Activity: Could you repeat the entries below word for word, leaving nothing out?

[Component data from apps and pages]

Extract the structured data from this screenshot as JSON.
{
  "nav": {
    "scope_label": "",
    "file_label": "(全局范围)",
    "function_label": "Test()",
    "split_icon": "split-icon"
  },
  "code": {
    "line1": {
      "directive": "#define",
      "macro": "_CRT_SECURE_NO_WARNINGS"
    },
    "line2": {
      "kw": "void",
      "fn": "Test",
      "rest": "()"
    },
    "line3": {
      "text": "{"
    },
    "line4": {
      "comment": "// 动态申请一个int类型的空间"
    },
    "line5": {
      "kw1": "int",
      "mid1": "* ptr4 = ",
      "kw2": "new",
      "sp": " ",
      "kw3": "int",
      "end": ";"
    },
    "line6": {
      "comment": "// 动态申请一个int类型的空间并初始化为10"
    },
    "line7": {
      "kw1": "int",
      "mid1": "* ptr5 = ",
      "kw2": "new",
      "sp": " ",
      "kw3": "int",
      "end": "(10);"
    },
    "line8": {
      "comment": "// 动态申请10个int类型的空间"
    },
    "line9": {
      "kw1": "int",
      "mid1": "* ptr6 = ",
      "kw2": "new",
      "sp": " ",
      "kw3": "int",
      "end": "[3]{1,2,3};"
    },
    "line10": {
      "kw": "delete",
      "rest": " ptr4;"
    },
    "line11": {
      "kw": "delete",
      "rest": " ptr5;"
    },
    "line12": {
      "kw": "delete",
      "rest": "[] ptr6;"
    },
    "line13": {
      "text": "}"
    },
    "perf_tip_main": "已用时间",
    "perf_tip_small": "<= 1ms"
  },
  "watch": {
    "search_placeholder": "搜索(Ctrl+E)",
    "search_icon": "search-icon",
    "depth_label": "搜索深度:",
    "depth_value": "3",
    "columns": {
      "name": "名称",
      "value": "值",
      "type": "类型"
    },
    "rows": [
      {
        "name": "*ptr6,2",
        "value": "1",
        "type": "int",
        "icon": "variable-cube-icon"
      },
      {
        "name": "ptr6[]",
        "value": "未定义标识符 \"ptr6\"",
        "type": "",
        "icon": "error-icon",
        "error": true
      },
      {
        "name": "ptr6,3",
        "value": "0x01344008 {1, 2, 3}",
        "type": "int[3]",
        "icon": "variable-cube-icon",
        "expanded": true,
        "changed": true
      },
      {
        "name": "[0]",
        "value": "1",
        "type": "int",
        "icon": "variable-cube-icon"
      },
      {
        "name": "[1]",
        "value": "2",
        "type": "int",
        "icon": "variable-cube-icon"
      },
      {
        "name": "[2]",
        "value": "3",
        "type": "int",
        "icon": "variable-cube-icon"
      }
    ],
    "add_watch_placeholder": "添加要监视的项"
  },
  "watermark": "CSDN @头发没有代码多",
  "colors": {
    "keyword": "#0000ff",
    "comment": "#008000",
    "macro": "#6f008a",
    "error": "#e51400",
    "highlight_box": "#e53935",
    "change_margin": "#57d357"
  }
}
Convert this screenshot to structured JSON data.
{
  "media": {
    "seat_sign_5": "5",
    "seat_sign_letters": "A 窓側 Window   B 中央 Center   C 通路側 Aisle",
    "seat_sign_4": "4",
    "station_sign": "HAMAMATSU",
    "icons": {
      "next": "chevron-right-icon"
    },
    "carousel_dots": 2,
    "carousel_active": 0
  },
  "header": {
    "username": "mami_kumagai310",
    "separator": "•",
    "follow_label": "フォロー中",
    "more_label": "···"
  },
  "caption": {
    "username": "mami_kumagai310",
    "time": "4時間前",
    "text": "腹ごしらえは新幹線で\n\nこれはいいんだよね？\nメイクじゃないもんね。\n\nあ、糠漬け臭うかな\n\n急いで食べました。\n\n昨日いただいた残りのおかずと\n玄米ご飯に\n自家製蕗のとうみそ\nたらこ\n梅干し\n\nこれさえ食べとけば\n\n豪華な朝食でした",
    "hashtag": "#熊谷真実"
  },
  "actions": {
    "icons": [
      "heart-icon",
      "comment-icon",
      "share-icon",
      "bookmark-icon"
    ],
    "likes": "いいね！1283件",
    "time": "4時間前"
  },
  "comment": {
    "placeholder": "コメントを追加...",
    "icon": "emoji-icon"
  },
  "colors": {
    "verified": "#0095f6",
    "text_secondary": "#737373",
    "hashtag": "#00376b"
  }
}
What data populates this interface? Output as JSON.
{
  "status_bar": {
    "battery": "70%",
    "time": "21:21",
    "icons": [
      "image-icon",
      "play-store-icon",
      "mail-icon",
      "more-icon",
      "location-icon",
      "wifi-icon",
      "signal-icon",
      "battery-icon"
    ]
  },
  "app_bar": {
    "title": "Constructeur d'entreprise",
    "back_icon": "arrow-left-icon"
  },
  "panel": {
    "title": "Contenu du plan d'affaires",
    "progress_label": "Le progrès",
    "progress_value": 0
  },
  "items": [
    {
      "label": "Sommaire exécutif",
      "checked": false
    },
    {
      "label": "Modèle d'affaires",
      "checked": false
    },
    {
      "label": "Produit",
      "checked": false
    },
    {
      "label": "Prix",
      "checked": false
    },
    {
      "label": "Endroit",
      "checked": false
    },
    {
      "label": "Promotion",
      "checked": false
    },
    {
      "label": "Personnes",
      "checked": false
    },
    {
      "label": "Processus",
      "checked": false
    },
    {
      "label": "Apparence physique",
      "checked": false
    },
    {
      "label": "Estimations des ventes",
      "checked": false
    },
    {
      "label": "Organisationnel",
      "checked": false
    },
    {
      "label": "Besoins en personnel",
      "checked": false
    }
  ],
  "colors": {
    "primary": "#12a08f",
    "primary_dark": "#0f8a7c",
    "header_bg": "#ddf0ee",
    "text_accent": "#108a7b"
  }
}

Result for this task:
Extract the structured data from this screenshot as JSON.
{
  "nav": {
    "scope_label": "",
    "file_label": "(全局范围)",
    "function_label": "Test()",
    "split_icon": "split-icon"
  },
  "code": {
    "line1": {
      "directive": "#define",
      "macro": "_CRT_SECURE_NO_WARNINGS"
    },
    "line2": {
      "kw": "void",
      "fn": "Test",
      "rest": "()"
    },
    "line3": {
      "text": "{"
    },
    "line4": {
      "comment": "// 动态申请一个int类型的空间"
    },
    "line5": {
      "kw1": "int",
      "mid1": "* ptr4 = ",
      "kw2": "new",
      "sp": " ",
      "kw3": "int",
      "end": ";"
    },
    "line6": {
      "comment": "// 动态申请一个int类型的空间并初始化为10"
    },
    "line7": {
      "kw1": "int",
      "mid1": "* ptr5 = ",
      "kw2": "new",
      "sp": " ",
      "kw3": "int",
      "end": "(10);"
    },
    "line8": {
      "comment": "// 动态申请10个int类型的空间"
    },
    "line9": {
      "kw1": "int",
      "mid1": "* ptr6 = ",
      "kw2": "new",
      "sp": " ",
      "kw3": "int",
      "end": "[3]{1,2,3};"
    },
    "line10": {
      "kw": "delete",
      "rest": " ptr4;"
    },
    "line11": {
      "kw": "delete",
      "rest": " ptr5;"
    },
    "line12": {
      "kw": "delete",
      "rest": "[] ptr6;"
    },
    "line13": {
      "text": "}"
    },
    "perf_tip_main": "已用时间",
    "perf_tip_small": "<= 1ms"
  },
  "watch": {
    "search_placeholder": "搜索(Ctrl+E)",
    "search_icon": "search-icon",
    "depth_label": "搜索深度:",
    "depth_value": "3",
    "columns": {
      "name": "名称",
      "value": "值",
      "type": "类型"
    },
    "rows": [
      {
        "name": "*ptr6,2",
        "value": "1",
        "type": "int",
        "icon": "variable-cube-icon"
      },
      {
        "name": "ptr6[]",
        "value": "未定义标识符 \"ptr6\"",
        "type": "",
        "icon": "error-icon",
        "error": true
      },
      {
        "name": "ptr6,3",
        "value": "0x01344008 {1, 2, 3}",
        "type": "int[3]",
        "icon": "variable-cube-icon",
        "expanded": true,
        "changed": true
      },
      {
        "name": "[0]",
        "value": "1",
        "type": "int",
        "icon": "variable-cube-icon"
      },
      {
        "name": "[1]",
        "value": "2",
        "type": "int",
        "icon": "variable-cube-icon"
      },
      {
        "name": "[2]",
        "value": "3",
        "type": "int",
        "icon": "variable-cube-icon"
      }
    ],
    "add_watch_placeholder": "添加要监视的项"
  },
  "watermark": "CSDN @头发没有代码多",
  "colors": {
    "keyword": "#0000ff",
    "comment": "#008000",
    "macro": "#6f008a",
    "error": "#e51400",
    "highlight_box": "#e53935",
    "change_margin": "#57d357"
  }
}
Convert this screenshot to structured JSON data.
{
  "media": {
    "seat_sign_5": "5",
    "seat_sign_letters": "A 窓側 Window   B 中央 Center   C 通路側 Aisle",
    "seat_sign_4": "4",
    "station_sign": "HAMAMATSU",
    "icons": {
      "next": "chevron-right-icon"
    },
    "carousel_dots": 2,
    "carousel_active": 0
  },
  "header": {
    "username": "mami_kumagai310",
    "separator": "•",
    "follow_label": "フォロー中",
    "more_label": "···"
  },
  "caption": {
    "username": "mami_kumagai310",
    "time": "4時間前",
    "text": "腹ごしらえは新幹線で\n\nこれはいいんだよね？\nメイクじゃないもんね。\n\nあ、糠漬け臭うかな\n\n急いで食べました。\n\n昨日いただいた残りのおかずと\n玄米ご飯に\n自家製蕗のとうみそ\nたらこ\n梅干し\n\nこれさえ食べとけば\n\n豪華な朝食でした",
    "hashtag": "#熊谷真実"
  },
  "actions": {
    "icons": [
      "heart-icon",
      "comment-icon",
      "share-icon",
      "bookmark-icon"
    ],
    "likes": "いいね！1283件",
    "time": "4時間前"
  },
  "comment": {
    "placeholder": "コメントを追加...",
    "icon": "emoji-icon"
  },
  "colors": {
    "verified": "#0095f6",
    "text_secondary": "#737373",
    "hashtag": "#00376b"
  }
}
What data populates this interface? Output as JSON.
{
  "status_bar": {
    "battery": "70%",
    "time": "21:21",
    "icons": [
      "image-icon",
      "play-store-icon",
      "mail-icon",
      "more-icon",
      "location-icon",
      "wifi-icon",
      "signal-icon",
      "battery-icon"
    ]
  },
  "app_bar": {
    "title": "Constructeur d'entreprise",
    "back_icon": "arrow-left-icon"
  },
  "panel": {
    "title": "Contenu du plan d'affaires",
    "progress_label": "Le progrès",
    "progress_value": 0
  },
  "items": [
    {
      "label": "Sommaire exécutif",
      "checked": false
    },
    {
      "label": "Modèle d'affaires",
      "checked": false
    },
    {
      "label": "Produit",
      "checked": false
    },
    {
      "label": "Prix",
      "checked": false
    },
    {
      "label": "Endroit",
      "checked": false
    },
    {
      "label": "Promotion",
      "checked": false
    },
    {
      "label": "Personnes",
      "checked": false
    },
    {
      "label": "Processus",
      "checked": false
    },
    {
      "label": "Apparence physique",
      "checked": false
    },
    {
      "label": "Estimations des ventes",
      "checked": false
    },
    {
      "label": "Organisationnel",
      "checked": false
    },
    {
      "label": "Besoins en personnel",
      "checked": false
    }
  ],
  "colors": {
    "primary": "#12a08f",
    "primary_dark": "#0f8a7c",
    "header_bg": "#ddf0ee",
    "text_accent": "#108a7b"
  }
}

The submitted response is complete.